The Christie’s sale marked the first time the house had held a Russian art sale in June, immediately ahead of the major Impressionist, modern and contemporary sales.
Half the highest-selling lots at Christie’s marked new auction records for the respective artists. “More Russian clients than ever before traveled to London to attend the viewing and sale, and a number of the top lots in today’s sale were bought by bidders in the room,” reports Alexis de Tiesenhausen, Christie’s international director of Russian art.
The buyer breakdown for the sale was: Russia, 70%; Europe, including the U.K., 20%; U.S., 5%; and all others, 5%.
Following the record for the Somov painting at Christie’s, the next-highest lot was Portrait of Vasilii Shukhaev in His Studio, 1928, by Aleksandr Evgen’evich Iakovlev, which sold for £2.8 million, or $5.6 million (estimate: £500,000/600,000). A new record was set for Ivan Konstantinovich Aivazovsky when his painting American Shipping Off the Rock of Gibraltar, 1873, captured £2.7 million, or $5.3 million (estimate: £400,000/600,000).
Other records included £1.5 million ($2.9 million) for Night on the Neva, St. Petersburg, 1881 (estimate: £300,000/400,000), by Lev Feliksovich Lagorio; and £916,000, or $1.8 million (estimate: £400,000/500,000), for the 1921 Portrait of Madame Pavlova, by Vasilii Ivanovich Shukhaev.
Strong Sales at MacDougall’s
Among the top lots at MacDougall’s was Birsk Landscape, by Liubov Popova, which sold for £514,130 ($1 million). An artist’s record was set for Marie Vassilieff when Man and Woman sold for £402,000 ($792,059). Among the contemporary works sold, Five Faces, by Oleg Tselkov, brought a record £223,200 ($441,923).

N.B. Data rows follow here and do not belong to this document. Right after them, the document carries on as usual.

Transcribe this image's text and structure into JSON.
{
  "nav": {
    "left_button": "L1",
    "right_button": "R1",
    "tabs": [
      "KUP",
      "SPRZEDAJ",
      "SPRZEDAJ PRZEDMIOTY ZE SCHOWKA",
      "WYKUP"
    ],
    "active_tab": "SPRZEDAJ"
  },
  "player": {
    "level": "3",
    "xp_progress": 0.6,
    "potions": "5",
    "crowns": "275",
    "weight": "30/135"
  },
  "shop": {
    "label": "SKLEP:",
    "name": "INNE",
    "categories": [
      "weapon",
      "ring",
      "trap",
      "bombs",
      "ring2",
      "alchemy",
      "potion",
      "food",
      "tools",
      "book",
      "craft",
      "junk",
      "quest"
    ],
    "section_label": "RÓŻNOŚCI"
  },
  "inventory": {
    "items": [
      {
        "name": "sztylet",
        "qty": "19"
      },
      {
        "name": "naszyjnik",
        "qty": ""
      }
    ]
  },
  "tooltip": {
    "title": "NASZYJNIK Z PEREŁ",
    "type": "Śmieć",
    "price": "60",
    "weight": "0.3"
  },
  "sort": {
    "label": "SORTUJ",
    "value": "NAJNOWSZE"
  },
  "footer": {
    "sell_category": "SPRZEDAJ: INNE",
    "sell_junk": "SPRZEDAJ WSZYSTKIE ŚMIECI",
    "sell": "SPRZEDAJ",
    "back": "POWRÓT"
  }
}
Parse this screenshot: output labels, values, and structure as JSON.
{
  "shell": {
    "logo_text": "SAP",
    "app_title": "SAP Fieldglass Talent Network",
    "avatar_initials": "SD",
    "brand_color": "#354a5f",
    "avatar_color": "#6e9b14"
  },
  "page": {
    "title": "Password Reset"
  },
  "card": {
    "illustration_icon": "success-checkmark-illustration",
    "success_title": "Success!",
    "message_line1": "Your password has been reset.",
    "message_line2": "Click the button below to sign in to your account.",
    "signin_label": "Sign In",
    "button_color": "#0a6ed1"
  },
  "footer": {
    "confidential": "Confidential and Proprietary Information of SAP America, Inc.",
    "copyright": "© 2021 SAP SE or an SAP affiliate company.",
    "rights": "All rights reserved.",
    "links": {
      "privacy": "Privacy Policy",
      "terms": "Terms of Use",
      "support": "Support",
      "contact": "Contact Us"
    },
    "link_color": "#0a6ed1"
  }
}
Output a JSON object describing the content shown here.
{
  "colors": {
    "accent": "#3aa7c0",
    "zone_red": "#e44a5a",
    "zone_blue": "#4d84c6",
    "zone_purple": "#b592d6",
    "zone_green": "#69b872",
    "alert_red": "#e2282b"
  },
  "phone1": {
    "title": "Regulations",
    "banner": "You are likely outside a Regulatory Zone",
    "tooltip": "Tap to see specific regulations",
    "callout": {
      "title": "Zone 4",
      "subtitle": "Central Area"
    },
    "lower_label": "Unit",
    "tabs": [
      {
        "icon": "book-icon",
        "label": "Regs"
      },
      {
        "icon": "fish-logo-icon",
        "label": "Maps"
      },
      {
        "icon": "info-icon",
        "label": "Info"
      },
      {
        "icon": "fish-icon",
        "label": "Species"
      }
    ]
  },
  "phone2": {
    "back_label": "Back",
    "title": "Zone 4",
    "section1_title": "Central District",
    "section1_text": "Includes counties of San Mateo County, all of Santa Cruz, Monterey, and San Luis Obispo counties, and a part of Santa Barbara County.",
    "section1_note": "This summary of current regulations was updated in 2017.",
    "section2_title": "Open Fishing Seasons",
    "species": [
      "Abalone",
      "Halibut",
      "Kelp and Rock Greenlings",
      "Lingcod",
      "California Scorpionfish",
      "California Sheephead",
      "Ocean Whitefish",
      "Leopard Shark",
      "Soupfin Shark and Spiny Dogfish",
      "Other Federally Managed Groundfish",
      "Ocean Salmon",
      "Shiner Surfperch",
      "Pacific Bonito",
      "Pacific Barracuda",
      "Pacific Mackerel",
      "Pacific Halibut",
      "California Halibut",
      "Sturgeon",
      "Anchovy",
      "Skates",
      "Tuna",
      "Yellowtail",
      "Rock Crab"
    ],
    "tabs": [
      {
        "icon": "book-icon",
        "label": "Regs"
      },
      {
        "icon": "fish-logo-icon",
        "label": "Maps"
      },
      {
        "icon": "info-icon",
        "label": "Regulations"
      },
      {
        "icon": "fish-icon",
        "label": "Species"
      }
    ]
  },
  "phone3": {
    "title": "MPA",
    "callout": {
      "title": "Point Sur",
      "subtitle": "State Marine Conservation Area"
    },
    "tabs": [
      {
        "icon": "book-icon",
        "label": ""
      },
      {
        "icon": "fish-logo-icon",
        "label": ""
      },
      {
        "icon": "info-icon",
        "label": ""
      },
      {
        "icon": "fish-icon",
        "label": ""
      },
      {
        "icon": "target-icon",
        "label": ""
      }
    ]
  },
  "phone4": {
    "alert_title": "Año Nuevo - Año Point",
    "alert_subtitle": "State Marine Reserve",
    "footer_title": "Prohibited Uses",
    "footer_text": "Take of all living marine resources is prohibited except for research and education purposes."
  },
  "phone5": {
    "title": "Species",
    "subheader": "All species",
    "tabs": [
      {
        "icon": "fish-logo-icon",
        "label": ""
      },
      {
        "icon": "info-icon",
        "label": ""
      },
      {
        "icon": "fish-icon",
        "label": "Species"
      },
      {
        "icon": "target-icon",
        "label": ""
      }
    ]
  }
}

Catherine MacDougall, director of the auction house, notes “unprecedented” interest from buyers. “The Russian contemporary market is booming,” she points out, “and, we believe, will continue to rise as more and more new art collectors are joining in.”